Collagen cross-linking (CXL) is based on the absorption of UV-A radiation by the cornea after riboflavin, a photosensitizer, is infused in the stroma. The combination of the irradiation and the stiffening effect into the cornea leads to corneal stabilization for several years after application. However, visual performance in patients treated with CXL shows little or no improvement. That’s when the application of laser ablation was introduced, with simultaneous treatment of PRK followed by CXL.
Therefore, CXL Plus combines epithelium-off CXL with topography-guided photorefractive keratectomy (PRK) in the same session or sequentially.
The goal of simultaneous topography-guided PRK and CXL is to offer keratoconus patients corneal stability as well as functional vision. Reaching functional vision involves improving Unaided Visual Acuity and corneal irregularity so that patients are less dependent on contact lenses and/or to achieve better quality of vision. Topography-guided PRK is a predictable and effective technique to achieve remodelling of the corneal surface and rehabilitation of refractive impairment. CXL can stabilize the corrected cornea and inhibiting keratoconic progression.

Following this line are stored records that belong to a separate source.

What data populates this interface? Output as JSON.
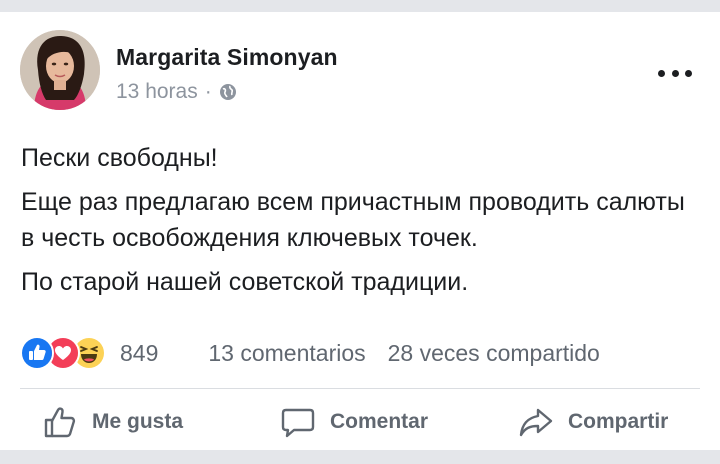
{
  "post": {
    "author": "Margarita Simonyan",
    "time": "13 horas",
    "separator": "·",
    "privacy_icon": "globe-icon",
    "more_icon": "more-dots-icon",
    "paragraphs": [
      "Пески свободны!",
      "Еще раз предлагаю всем причастным проводить салюты в честь освобождения ключевых точек.",
      "По старой нашей советской традиции."
    ]
  },
  "stats": {
    "reaction_icons": [
      "like-reaction-icon",
      "love-reaction-icon",
      "haha-reaction-icon"
    ],
    "reaction_count": "849",
    "comments": "13 comentarios",
    "shares": "28 veces compartido"
  },
  "actions": {
    "like": "Me gusta",
    "comment": "Comentar",
    "share": "Compartir"
  },
  "colors": {
    "like_blue": "#1877f2",
    "love_red": "#f33e58",
    "haha_yellow": "#fcd256",
    "text_primary": "#1c1e21",
    "text_secondary": "#606770",
    "meta_gray": "#8d949e"
  }
}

PRK has been used as a treatment for the visual rehabilitation of keratoconic patients for several years. In cases of early or forme fruste keratoconus, surface ablation techniques have exceptional results, with several studies supporting the use of laser ablation to correct astigmatism in patients with early keratoconus. The ablation reshapes the corneal surface, and CXL then halts progression of the disorder. In turn crosslinking of the ablated stroma offers the advantage of depopulating keratocytes and reducing the possibility of haze formation.
Simultaneous PRK followed by CXL is a premium customised treatment capable of offering patients functional vision and halting progression of the disorder. Performing this technique with careful observation of safety aspects may offer patients with keratoconus the opportunity to gain functional vision, avoid complications of long-lasting contact lens use, and reduce the need for later keratoplasty (Corneal graft).